Exercise prompt
Collect every line below that contains the word "phone".

(Element data from apps and pages)
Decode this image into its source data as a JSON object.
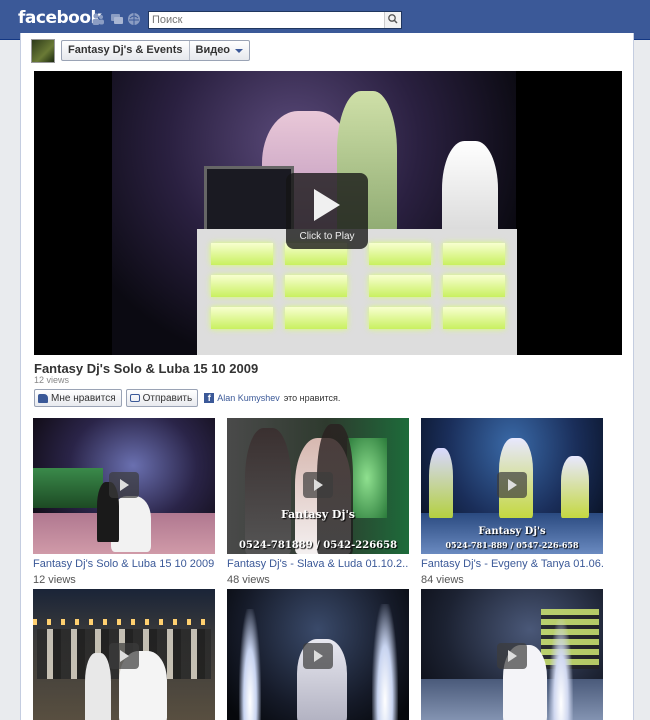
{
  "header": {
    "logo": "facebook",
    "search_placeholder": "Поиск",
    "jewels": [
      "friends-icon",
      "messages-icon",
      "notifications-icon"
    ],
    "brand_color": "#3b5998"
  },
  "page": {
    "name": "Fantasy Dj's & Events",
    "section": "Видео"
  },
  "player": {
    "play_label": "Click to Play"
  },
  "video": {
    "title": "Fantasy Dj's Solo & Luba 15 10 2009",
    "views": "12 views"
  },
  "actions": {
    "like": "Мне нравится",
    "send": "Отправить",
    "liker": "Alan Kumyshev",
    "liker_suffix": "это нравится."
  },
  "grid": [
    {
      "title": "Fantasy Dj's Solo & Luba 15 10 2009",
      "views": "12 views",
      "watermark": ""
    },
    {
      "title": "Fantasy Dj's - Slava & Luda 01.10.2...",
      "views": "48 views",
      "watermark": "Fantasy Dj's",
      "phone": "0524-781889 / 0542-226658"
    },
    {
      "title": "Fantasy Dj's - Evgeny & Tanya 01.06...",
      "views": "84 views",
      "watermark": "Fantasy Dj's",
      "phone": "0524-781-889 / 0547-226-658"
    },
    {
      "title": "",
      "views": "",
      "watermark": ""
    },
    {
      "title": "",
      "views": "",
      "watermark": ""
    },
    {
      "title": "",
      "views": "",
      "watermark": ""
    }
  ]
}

Task output
      "phone": "0524-781889 / 0542-226658"
      "phone": "0524-781-889 / 0547-226-658"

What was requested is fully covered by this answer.